Isaac said...

Another brilliant post, especially the point about having significance to the gags.

Kali Fontecchio said...

Those eyes kill me hahaha- HELP ME!

EalaDubh said...

Maybe it was jealousy, maybe it was Jones feeling upstaged by Clampett, and holding himself back?

Or, it may have been that Jones had different and more highbrow notions about what animation humour could achieve, and had a very structured approach to comedy logic and rules which the uninhibited Clampett didn't fit with at all. In which case, the turning point in Jones' career, and the cartoon that firmly cemented the whole Jones/Maltese creative partnership, would have been The Fast And The Furryous in 1947. The whole Coyote and Roadrunner dynamic was conceived as a satire on the comedy chase (and in Jones' own admissions, failed miserably on that front), but struck an entirely different comedy chord.

Much of Jones' subsequent directorial career at WB appears to be strike a balance between Maltese's screwball gag writing and
Jones' more highbrow aspirations. Certainly when Maltese was eventually poached by Hanna-Barbera he took his gag style with him, while there seems to be a definite underlying level of pretentiousness to a lot of Jones' output as a post-WB producer, however well-made and noble his intentions were.

Niki said...

Mr. John, Do you know why Jones credited as Chuck sometimes and Charles at others? because I've been wanting to know that and I can't find anything on websites I frequent.

Also I've been wanting to know some Jones cartoons to study and I'd like to thank you for providing a good number of them.

Brubaker said...

Niki,

Jones was always credited as "Charles M. Jones" until sometime in the late fifties when he started using the Chuck name. Around that time Friz Freleng was being credited with that name after years of "I. Freleng".

Niki said...

I've known that, Brubaker, but I would like to know why he changed it.

John A said...

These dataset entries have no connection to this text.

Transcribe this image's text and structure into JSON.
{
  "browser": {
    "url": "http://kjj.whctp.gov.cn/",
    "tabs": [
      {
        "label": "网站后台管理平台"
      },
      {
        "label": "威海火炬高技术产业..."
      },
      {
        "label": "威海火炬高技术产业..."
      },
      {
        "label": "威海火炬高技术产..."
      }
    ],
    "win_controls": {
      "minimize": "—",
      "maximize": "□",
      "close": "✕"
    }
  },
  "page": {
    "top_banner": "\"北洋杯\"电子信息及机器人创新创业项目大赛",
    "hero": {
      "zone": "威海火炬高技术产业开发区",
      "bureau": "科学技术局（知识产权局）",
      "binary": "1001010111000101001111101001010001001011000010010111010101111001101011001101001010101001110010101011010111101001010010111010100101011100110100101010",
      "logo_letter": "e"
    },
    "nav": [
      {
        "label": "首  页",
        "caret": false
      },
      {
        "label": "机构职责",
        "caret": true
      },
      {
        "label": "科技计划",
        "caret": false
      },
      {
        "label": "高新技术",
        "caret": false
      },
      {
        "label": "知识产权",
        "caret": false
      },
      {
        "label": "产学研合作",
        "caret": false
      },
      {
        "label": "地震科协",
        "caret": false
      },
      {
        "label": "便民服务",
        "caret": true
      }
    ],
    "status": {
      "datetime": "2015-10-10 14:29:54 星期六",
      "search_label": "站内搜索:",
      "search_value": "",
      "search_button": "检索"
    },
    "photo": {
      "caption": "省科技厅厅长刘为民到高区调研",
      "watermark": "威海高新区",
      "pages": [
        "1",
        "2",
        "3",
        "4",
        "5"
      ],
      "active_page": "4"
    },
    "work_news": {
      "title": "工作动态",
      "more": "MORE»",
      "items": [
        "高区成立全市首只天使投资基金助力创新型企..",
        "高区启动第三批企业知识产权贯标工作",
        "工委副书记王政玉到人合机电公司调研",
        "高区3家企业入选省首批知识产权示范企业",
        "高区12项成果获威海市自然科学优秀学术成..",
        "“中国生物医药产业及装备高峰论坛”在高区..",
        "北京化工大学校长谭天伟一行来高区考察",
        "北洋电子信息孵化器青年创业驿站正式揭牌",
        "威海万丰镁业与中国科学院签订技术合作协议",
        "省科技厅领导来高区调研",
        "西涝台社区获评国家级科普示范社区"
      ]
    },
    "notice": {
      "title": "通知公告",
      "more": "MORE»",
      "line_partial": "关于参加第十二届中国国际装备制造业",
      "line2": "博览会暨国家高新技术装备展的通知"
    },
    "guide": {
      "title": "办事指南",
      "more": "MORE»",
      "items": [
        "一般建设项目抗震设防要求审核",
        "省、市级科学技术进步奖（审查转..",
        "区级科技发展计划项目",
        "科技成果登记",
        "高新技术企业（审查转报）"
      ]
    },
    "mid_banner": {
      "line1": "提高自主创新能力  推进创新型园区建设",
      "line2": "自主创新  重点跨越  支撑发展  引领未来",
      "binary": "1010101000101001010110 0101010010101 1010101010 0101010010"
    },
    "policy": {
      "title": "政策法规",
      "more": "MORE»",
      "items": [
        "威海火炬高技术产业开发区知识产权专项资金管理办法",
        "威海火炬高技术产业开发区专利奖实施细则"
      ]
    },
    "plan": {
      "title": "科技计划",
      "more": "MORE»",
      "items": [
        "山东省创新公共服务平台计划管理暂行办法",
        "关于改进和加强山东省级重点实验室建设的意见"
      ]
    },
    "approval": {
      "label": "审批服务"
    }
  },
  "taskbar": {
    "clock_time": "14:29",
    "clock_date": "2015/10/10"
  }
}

Niki: In the early days, Leon wouldn't let them use nicknames in the credits.(not sure whether it was his policy or WB's) Even Bob Clampett had to use the more proper sounding "Robert" on all his cartoons. Tex Avery had to be Fred Avery until he moved to MGM and Friz was forced to use his real name, Isadore, which he must have hated so much that he shortened it to just I. Freling. As far as I know, this continued until Eddie Seltzer retired and Chuck and Friz took over the producing duties in the early '60s.